═══ Data provided ═══

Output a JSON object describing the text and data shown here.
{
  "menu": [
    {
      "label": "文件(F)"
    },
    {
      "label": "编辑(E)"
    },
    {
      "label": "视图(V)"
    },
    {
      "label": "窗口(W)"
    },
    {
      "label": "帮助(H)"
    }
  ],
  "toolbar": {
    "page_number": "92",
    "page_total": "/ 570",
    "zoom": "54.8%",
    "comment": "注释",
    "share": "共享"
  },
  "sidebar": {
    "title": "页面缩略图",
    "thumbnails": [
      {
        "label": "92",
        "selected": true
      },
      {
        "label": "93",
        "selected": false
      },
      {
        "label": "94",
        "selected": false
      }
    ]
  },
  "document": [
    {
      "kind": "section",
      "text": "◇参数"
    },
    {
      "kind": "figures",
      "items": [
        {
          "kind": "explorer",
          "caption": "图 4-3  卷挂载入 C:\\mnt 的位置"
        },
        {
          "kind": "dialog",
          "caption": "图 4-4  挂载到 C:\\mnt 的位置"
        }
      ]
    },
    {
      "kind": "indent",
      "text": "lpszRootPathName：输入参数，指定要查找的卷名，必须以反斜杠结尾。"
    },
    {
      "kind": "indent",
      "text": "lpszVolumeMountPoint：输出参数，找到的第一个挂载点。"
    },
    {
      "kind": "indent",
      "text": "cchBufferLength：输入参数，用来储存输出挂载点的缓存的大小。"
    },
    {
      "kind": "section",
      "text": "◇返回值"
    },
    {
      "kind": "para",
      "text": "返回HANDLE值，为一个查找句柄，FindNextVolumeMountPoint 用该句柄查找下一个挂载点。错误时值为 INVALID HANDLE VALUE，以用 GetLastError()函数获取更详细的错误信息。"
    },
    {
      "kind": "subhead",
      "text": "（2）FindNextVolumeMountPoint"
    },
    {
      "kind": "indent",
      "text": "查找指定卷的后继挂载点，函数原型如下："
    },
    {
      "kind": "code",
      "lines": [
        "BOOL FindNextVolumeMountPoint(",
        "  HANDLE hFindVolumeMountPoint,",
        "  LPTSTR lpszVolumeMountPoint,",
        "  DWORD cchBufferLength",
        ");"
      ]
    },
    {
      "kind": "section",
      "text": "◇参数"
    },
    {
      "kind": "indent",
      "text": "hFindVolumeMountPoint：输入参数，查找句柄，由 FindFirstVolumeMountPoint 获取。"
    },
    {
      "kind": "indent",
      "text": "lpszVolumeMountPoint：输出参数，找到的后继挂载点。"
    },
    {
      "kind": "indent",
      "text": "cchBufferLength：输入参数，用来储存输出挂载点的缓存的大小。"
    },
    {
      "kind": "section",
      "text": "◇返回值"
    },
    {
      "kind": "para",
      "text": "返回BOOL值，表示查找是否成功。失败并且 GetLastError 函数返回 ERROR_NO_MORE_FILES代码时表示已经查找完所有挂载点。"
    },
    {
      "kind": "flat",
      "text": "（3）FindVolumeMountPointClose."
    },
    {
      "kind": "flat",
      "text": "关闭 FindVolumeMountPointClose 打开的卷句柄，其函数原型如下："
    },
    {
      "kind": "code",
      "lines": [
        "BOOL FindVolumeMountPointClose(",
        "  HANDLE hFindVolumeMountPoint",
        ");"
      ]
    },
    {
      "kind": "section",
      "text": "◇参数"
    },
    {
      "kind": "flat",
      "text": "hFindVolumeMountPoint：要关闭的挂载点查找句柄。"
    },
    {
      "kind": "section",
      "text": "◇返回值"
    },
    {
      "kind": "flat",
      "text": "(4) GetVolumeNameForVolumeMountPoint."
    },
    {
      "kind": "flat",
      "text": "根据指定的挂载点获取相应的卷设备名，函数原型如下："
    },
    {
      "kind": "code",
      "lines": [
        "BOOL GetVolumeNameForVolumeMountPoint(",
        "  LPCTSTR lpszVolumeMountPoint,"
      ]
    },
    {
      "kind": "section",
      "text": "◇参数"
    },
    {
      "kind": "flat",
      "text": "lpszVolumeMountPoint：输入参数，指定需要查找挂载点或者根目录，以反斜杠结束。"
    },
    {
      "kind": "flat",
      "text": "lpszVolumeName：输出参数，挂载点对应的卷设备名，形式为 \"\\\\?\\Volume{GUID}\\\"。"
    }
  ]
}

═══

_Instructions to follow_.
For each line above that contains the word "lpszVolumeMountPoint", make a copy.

_Answer box_.
      "text": "lpszVolumeMountPoint：输出参数，找到的第一个挂载点。"
        "  LPTSTR lpszVolumeMountPoint,",
      "text": "lpszVolumeMountPoint：输出参数，找到的后继挂载点。"
        "  LPCTSTR lpszVolumeMountPoint,"
      "text": "lpszVolumeMountPoint：输入参数，指定需要查找挂载点或者根目录，以反斜杠结束。"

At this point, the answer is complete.